    Future research and clinical care needs to include multiple domains to assess quality improvements in palliative care.

    Full paper available from:    
    https://journals.sagepub.com/doi/10.1177/02692163221074547

    If you would like to record a podcast about your published (or accepted) Palliative Medicine paper, please contact Dr Amara Nwosu: 
    a.nwosu@lancaster.ac.uk

    • 4 min
    A feasibility and acceptability pilot for the longitudinal measurement of inspiratory and expiratory pressures in people with advanced pancreatic cancer

    A feasibility and acceptability pilot for the longitudinal measurement of inspiratory and expiratory pressures in people with advanced pancreatic cancer

    This episode features Dr Diana Ferreira (Research Fellow at University of Wollongong, Australia).
    Breathlessness is frequently experienced in people with advanced cancer especially in the last days or weeks of life.
    Although cross-sectional studies have been done, longitudinal data on changes in maximum inspiratory pressure reflecting muscle strength are lacking.

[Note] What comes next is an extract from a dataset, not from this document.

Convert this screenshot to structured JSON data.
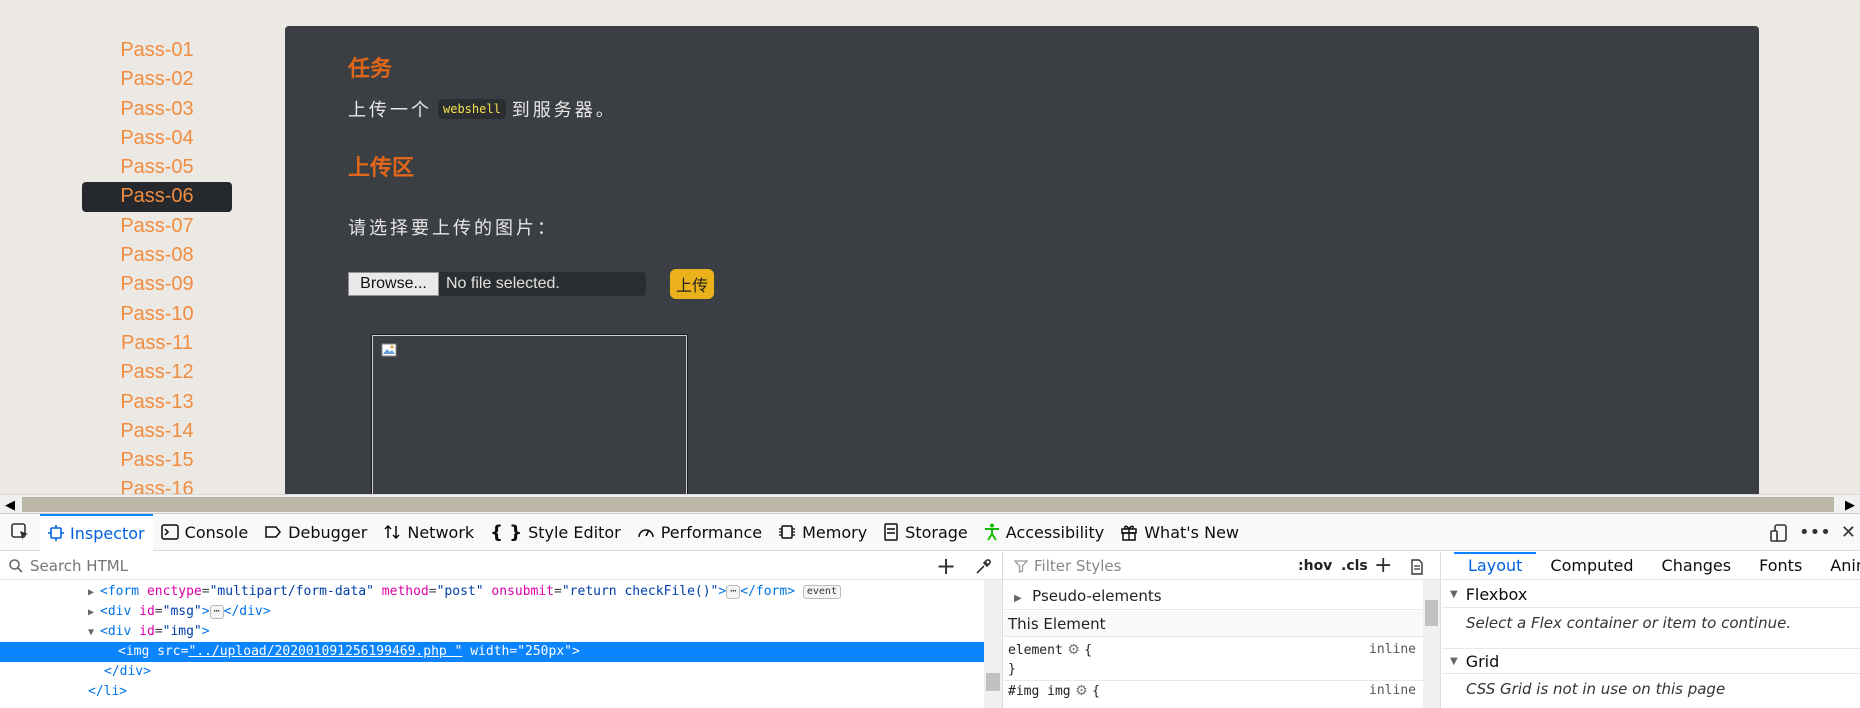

    This pilot study aims to evaluate the feasibility of measuring changes in sniff nasal inspiratory pressure (SNIP; a measure of inspiratory muscle strength which is non-invasive and relatively reproducible) longitudinally in people with advanced cancer that was likely to progress in the time period of the study and who had no documented cardio-respiratory disease in order to better understand changes in breathlessness at the end of life.

    The study was acceptable to participants (and, by implications the clinical teams who referred them) and feasible, given the recruitment rate. All of the measures used would be of value in a subsequent larger cohort study.

    • 4 min
    Integrating lived experiences of out-of-hours health services for people with palliative and end-of-life care needs with national datasets for people dying in Scotland in 2016: a mixed methods, multi-stage design

    Integrating lived experiences of out-of-hours health services for people with palliative and end-of-life care needs with national datasets for people dying in Scotland in 2016: a mixed methods, multi-stage design

    This episode features Professor Scott Murray (Primary Palliative Care Research Group, University of Edinburgh, Scotland, UK).

    People living at home with advanced progressive illness require well-coordinated services at all times of the day and night. Early identification for generalist palliative care support and care planning in the community can improve outcomes but requires effective information sharing across services. People with palliative care needs are high users of unscheduled care in the last months of life.

    People dying with advanced organ failure accessed unscheduled community health services less often than people with cancer or frailty. The organisation of unscheduled healthcare services is poorly understood, and current care pathways could be used more effectively in line with patient preferences. Early identification and care planning in primary care of those requiring palliative care informs and enhances their urgent and emergency care

    Better resourcing of unscheduled community services for people identified for palliative care support in the community will provide safer, more responsive, and cost-effective care. Rapid access to unscheduled care via effective NHS telephone services and out-of-hours primary care assessment can reduce unwarranted ambulance calls, attendances at emergency departments and hospital admissions. Public education should encourage and support patients and carers living with advanced illness to access the unscheduled care best suited to their needs. Routine clinical datasets for most NHS unscheduled care services lack a variable to record patients in the community identified for palliative care.

    • 4 min

Customer Reviews

4.8 out of 5
6 Ratings

6 Ratings

Top Podcasts In Science

BBC Radio 4
Jordan Harbinger
BBC Radio 4
Hidden Brain
Vox
BBC Radio 4